Reduced social interest is a common presentation in autism spectrum disorders. Mice exhibiting autism-like behaviors and associated genetic mutations can show improved social interest after treatment with benzodiazepines, which act on receptors for the neurotransmitter GABA. Professor Catherine Christian-Hinman’s ongoing work investigates a protein called diazepam binding inhibitor (DBI), which can mimic some benzodiazepine actions. Her team recently discovered that mice genetically lacking DBI show reduced social interest towards other mice.In parallel, recent human genetic studies have begun to link DBI dysfunction and autism. These findings suggest that DBI modulates brain activity in a manner that promotes social interest and motivation. A key aspect of DBI biology, however, is that the protein is expressed in all cells. DBI has also been linked to several diverse physiological processes. These characteristics suggest that the actions of DBI are both: 1) distributed, affecting a wide number of brain areas; and 2) discrete, with specific features and effects found only in certain brain regions and neuronal subpopulations.

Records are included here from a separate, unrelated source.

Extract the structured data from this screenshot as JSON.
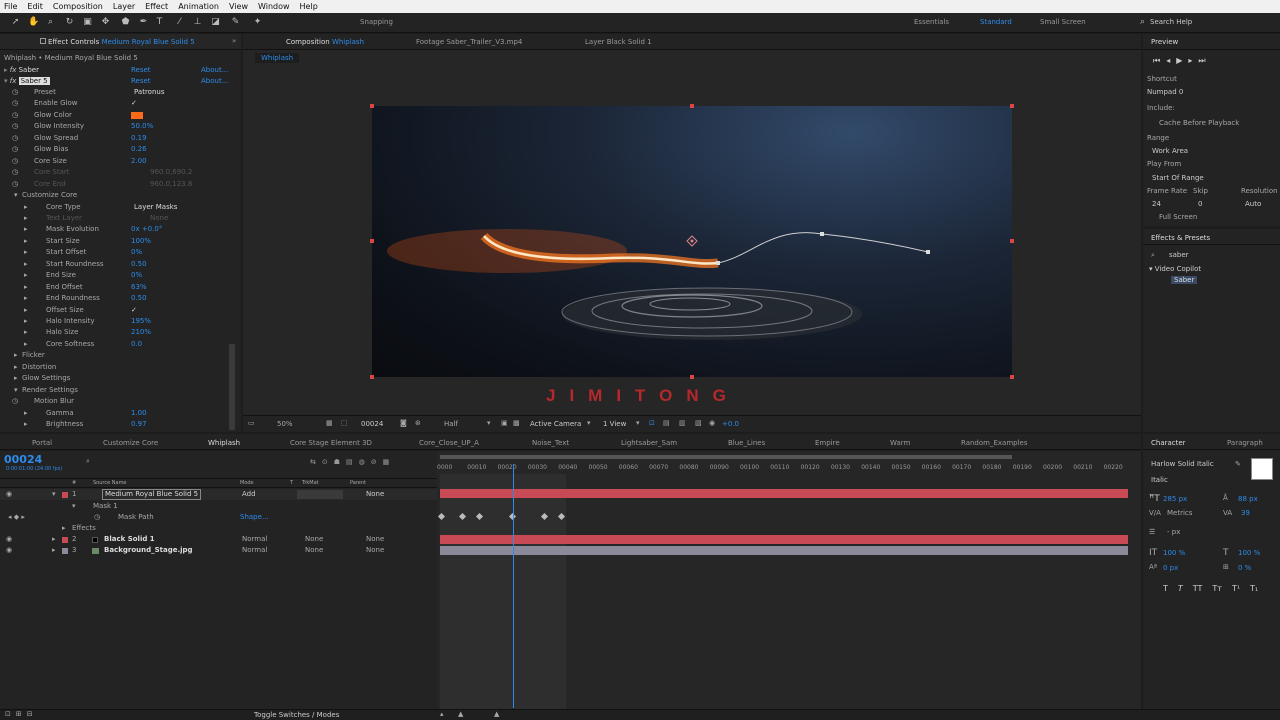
{
  "menu": [
    "File",
    "Edit",
    "Composition",
    "Layer",
    "Effect",
    "Animation",
    "View",
    "Window",
    "Help"
  ],
  "toolbar": {
    "snapping": "Snapping",
    "workspaces": [
      "Essentials",
      "Standard",
      "Small Screen"
    ],
    "search": "Search Help"
  },
  "effect_controls": {
    "tab": "Effect Controls",
    "layer": "Medium Royal Blue Solid 5",
    "breadcrumb": "Whiplash • Medium Royal Blue Solid 5",
    "effects": [
      {
        "name": "Saber",
        "reset": "Reset",
        "about": "About..."
      },
      {
        "name": "Saber 5",
        "reset": "Reset",
        "about": "About..."
      }
    ],
    "props": [
      {
        "label": "Preset",
        "value": "Patronus",
        "indent": 1
      },
      {
        "label": "Enable Glow",
        "value": "✓",
        "indent": 1
      },
      {
        "label": "Glow Color",
        "value": "",
        "indent": 1
      },
      {
        "label": "Glow Intensity",
        "value": "50.0%",
        "indent": 1
      },
      {
        "label": "Glow Spread",
        "value": "0.19",
        "indent": 1
      },
      {
        "label": "Glow Bias",
        "value": "0.26",
        "indent": 1
      },
      {
        "label": "Core Size",
        "value": "2.00",
        "indent": 1
      },
      {
        "label": "Core Start",
        "value": "960.0,690.2",
        "indent": 1
      },
      {
        "label": "Core End",
        "value": "960.0,123.8",
        "indent": 1
      },
      {
        "label": "Customize Core",
        "value": "",
        "indent": 0
      },
      {
        "label": "Core Type",
        "value": "Layer Masks",
        "indent": 2
      },
      {
        "label": "Text Layer",
        "value": "None",
        "indent": 2
      },
      {
        "label": "Mask Evolution",
        "value": "0x +0.0°",
        "indent": 2
      },
      {
        "label": "Start Size",
        "value": "100%",
        "indent": 2
      },
      {
        "label": "Start Offset",
        "value": "0%",
        "indent": 2
      },
      {
        "label": "Start Roundness",
        "value": "0.50",
        "indent": 2
      },
      {
        "label": "End Size",
        "value": "0%",
        "indent": 2
      },
      {
        "label": "End Offset",
        "value": "63%",
        "indent": 2
      },
      {
        "label": "End Roundness",
        "value": "0.50",
        "indent": 2
      },
      {
        "label": "Offset Size",
        "value": "✓",
        "indent": 2
      },
      {
        "label": "Halo Intensity",
        "value": "195%",
        "indent": 2
      },
      {
        "label": "Halo Size",
        "value": "210%",
        "indent": 2
      },
      {
        "label": "Core Softness",
        "value": "0.0",
        "indent": 2
      },
      {
        "label": "Flicker",
        "value": "",
        "indent": 0
      },
      {
        "label": "Distortion",
        "value": "",
        "indent": 0
      },
      {
        "label": "Glow Settings",
        "value": "",
        "indent": 0
      },
      {
        "label": "Render Settings",
        "value": "",
        "indent": 0
      },
      {
        "label": "Motion Blur",
        "value": "",
        "indent": 1
      },
      {
        "label": "Gamma",
        "value": "1.00",
        "indent": 2
      },
      {
        "label": "Brightness",
        "value": "0.97",
        "indent": 2
      }
    ]
  },
  "comp_tabs": [
    {
      "label": "Composition",
      "name": "Whiplash"
    },
    {
      "label": "Footage Saber_Trailer_V3.mp4"
    },
    {
      "label": "Layer Black Solid 1"
    }
  ],
  "comp_subtab": "Whiplash",
  "watermark": "JIMITONG",
  "viewer_footer": {
    "zoom": "50%",
    "frame": "00024",
    "resolution": "Half",
    "camera": "Active Camera",
    "views": "1 View",
    "exposure": "+0.0"
  },
  "preview": {
    "title": "Preview",
    "shortcut_label": "Shortcut",
    "shortcut": "Numpad 0",
    "include": "Include:",
    "cache": "Cache Before Playback",
    "range_label": "Range",
    "range": "Work Area",
    "play_from_label": "Play From",
    "play_from": "Start Of Range",
    "frame_rate_label": "Frame Rate",
    "skip_label": "Skip",
    "resolution_label": "Resolution",
    "frame_rate": "24",
    "skip": "0",
    "resolution": "Auto",
    "full_screen": "Full Screen"
  },
  "effects_presets": {
    "title": "Effects & Presets",
    "search": "saber",
    "folder": "Video Copilot",
    "item": "Saber"
  },
  "timeline_tabs": [
    "Portal",
    "Customize Core",
    "Whiplash",
    "Core Stage Element 3D",
    "Core_Close_UP_A",
    "Noise_Text",
    "Lightsaber_Sam",
    "Blue_Lines",
    "Empire",
    "Warm",
    "Random_Examples"
  ],
  "timeline": {
    "timecode": "00024",
    "fps": "0:00:01:00 (24.00 fps)",
    "headers": {
      "num": "#",
      "source": "Source Name",
      "mode": "Mode",
      "t": "T",
      "trkmat": "TrkMat",
      "parent": "Parent"
    },
    "layers": [
      {
        "num": "1",
        "name": "Medium Royal Blue Solid 5",
        "mode": "Add",
        "trkmat": "",
        "parent": "None",
        "color": "#c74a55"
      },
      {
        "num": "2",
        "name": "Black Solid 1",
        "mode": "Normal",
        "trkmat": "None",
        "parent": "None",
        "color": "#c74a55"
      },
      {
        "num": "3",
        "name": "Background_Stage.jpg",
        "mode": "Normal",
        "trkmat": "None",
        "parent": "None",
        "color": "#8a8a9a"
      }
    ],
    "mask": "Mask 1",
    "mask_path": "Mask Path",
    "shape": "Shape...",
    "effects": "Effects",
    "ticks": [
      "0000",
      "00010",
      "00020",
      "00030",
      "00040",
      "00050",
      "00060",
      "00070",
      "00080",
      "00090",
      "00100",
      "00110",
      "00120",
      "00130",
      "00140",
      "00150",
      "00160",
      "00170",
      "00180",
      "00190",
      "00200",
      "00210",
      "00220"
    ],
    "footer": "Toggle Switches / Modes"
  },
  "character": {
    "title": "Character",
    "tab2": "Paragraph",
    "font": "Harlow Solid Italic",
    "style": "Italic",
    "size": "285 px",
    "leading": "88 px",
    "kerning": "Metrics",
    "tracking": "39",
    "stroke": "- px",
    "vscale": "100 %",
    "hscale": "100 %",
    "baseline": "0 px",
    "tsume": "0 %",
    "styles": [
      "T",
      "T",
      "TT",
      "Tт",
      "T¹",
      "T₁"
    ]
  }
}
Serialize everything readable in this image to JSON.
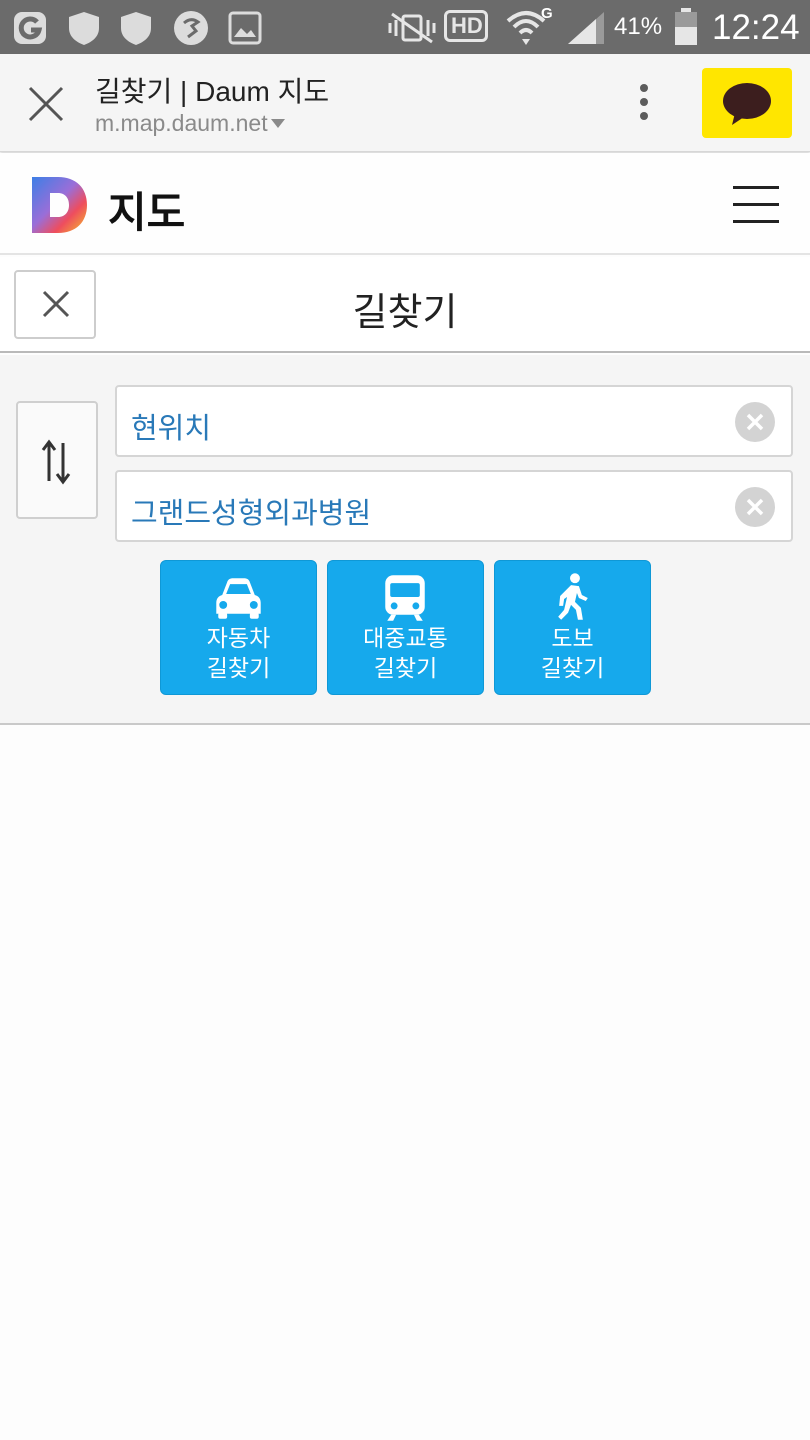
{
  "status_bar": {
    "battery": "41%",
    "time": "12:24",
    "network_badge": "G",
    "hd_badge": "HD"
  },
  "browser": {
    "tab_title": "길찾기 | Daum 지도",
    "url": "m.map.daum.net"
  },
  "header": {
    "brand": "지도",
    "accent_colors": [
      "#3d7fe6",
      "#f5c02a",
      "#ee4d5e"
    ]
  },
  "page": {
    "title": "길찾기"
  },
  "search": {
    "origin": "현위치",
    "destination": "그랜드성형외과병원"
  },
  "route_buttons": [
    {
      "line1": "자동차",
      "line2": "길찾기",
      "icon": "car-icon"
    },
    {
      "line1": "대중교통",
      "line2": "길찾기",
      "icon": "train-icon"
    },
    {
      "line1": "도보",
      "line2": "길찾기",
      "icon": "walk-icon"
    }
  ],
  "colors": {
    "route_button": "#16a9ec",
    "field_text": "#2979b8",
    "kakao_yellow": "#ffe600"
  }
}
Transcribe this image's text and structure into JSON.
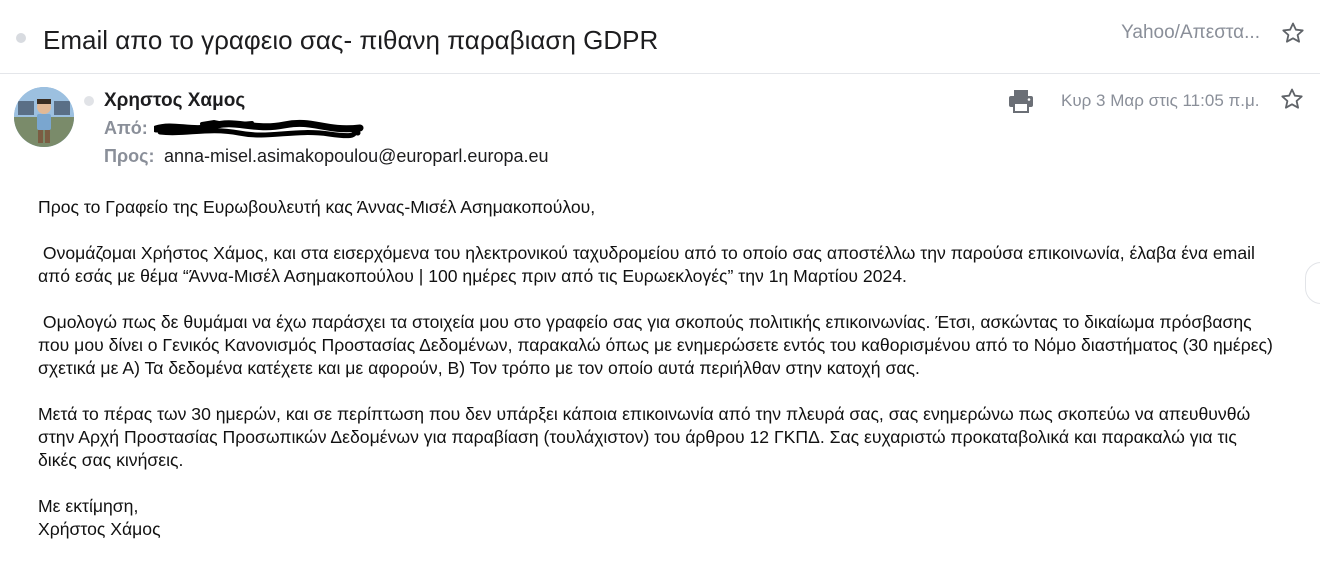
{
  "subject": {
    "title": "Email απο το γραφειο σας- πιθανη παραβιαση GDPR",
    "folder": "Yahoo/Απεστα..."
  },
  "message": {
    "sender_name": "Χρηστος Χαμος",
    "from_label": "Από:",
    "to_label": "Προς:",
    "to_address": "anna-misel.asimakopoulou@europarl.europa.eu",
    "timestamp": "Κυρ 3 Μαρ στις 11:05 π.μ."
  },
  "body": {
    "greeting": "Προς το Γραφείο της Ευρωβουλευτή κας Άννας-Μισέλ Ασημακοπούλου,",
    "paragraph1": " Ονομάζομαι Χρήστος Χάμος, και στα εισερχόμενα του ηλεκτρονικού ταχυδρομείου από το οποίο σας αποστέλλω την παρούσα επικοινωνία, έλαβα ένα email από εσάς με θέμα “Άννα-Μισέλ Ασημακοπούλου | 100 ημέρες πριν από τις Ευρωεκλογές” την 1η Μαρτίου 2024.",
    "paragraph2": " Ομολογώ πως δε θυμάμαι να έχω παράσχει τα στοιχεία μου στο γραφείο σας για σκοπούς πολιτικής επικοινωνίας. Έτσι, ασκώντας το δικαίωμα πρόσβασης που μου δίνει ο Γενικός Κανονισμός Προστασίας Δεδομένων, παρακαλώ όπως με ενημερώσετε εντός του καθορισμένου από το Νόμο διαστήματος (30 ημέρες) σχετικά με Α) Τα δεδομένα κατέχετε και με αφορούν, Β) Τον τρόπο με τον οποίο αυτά περιήλθαν στην κατοχή σας.",
    "paragraph3": "Μετά το πέρας των 30 ημερών, και σε περίπτωση που δεν υπάρξει κάποια επικοινωνία από την πλευρά σας, σας ενημερώνω πως σκοπεύω να απευθυνθώ στην Αρχή Προστασίας Προσωπικών Δεδομένων για παραβίαση (τουλάχιστον) του άρθρου 12 ΓΚΠΔ. Σας ευχαριστώ προκαταβολικά και παρακαλώ για τις δικές σας κινήσεις.",
    "closing": "Με εκτίμηση,",
    "signature": "Χρήστος Χάμος"
  },
  "icons": {
    "star": "star-outline-icon",
    "print": "printer-icon",
    "avatar": "user-avatar"
  },
  "colors": {
    "muted_text": "#8a8f99",
    "primary_text": "#1d1d1f",
    "redaction": "#000000"
  }
}
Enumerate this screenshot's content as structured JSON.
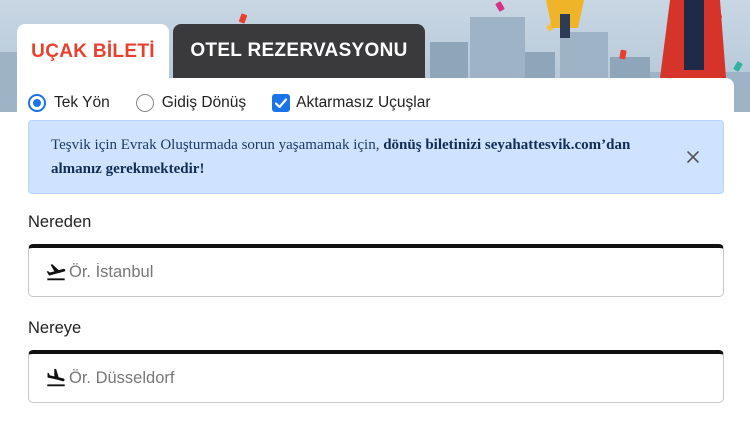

During her CAS appointment, Professor Christian-Hinman plans to conduct studies at the genetic, cellular, and behavioral levels to pinpoint where in the brain DBI acts to modulate social behavior. Specifically, she and her research team will use markers of neuronal activity to map groups of neurons that are activated during a social interaction and identify neuron populations that are over- or under-activated in mice genetically lacking DBI. Next, they will use viral vectors and chemogenetic tools to selectively manipulate neuronal activity to attempt to restore social interest levels in mice lacking DBI. Lastly, they will use transcriptomics and bioinformatics to determine the impacts of loss of DBI on the expression of other genes in the brain at both regional and cellular levels. These studies have the potential to provide clues to new therapies for social deficits in autism.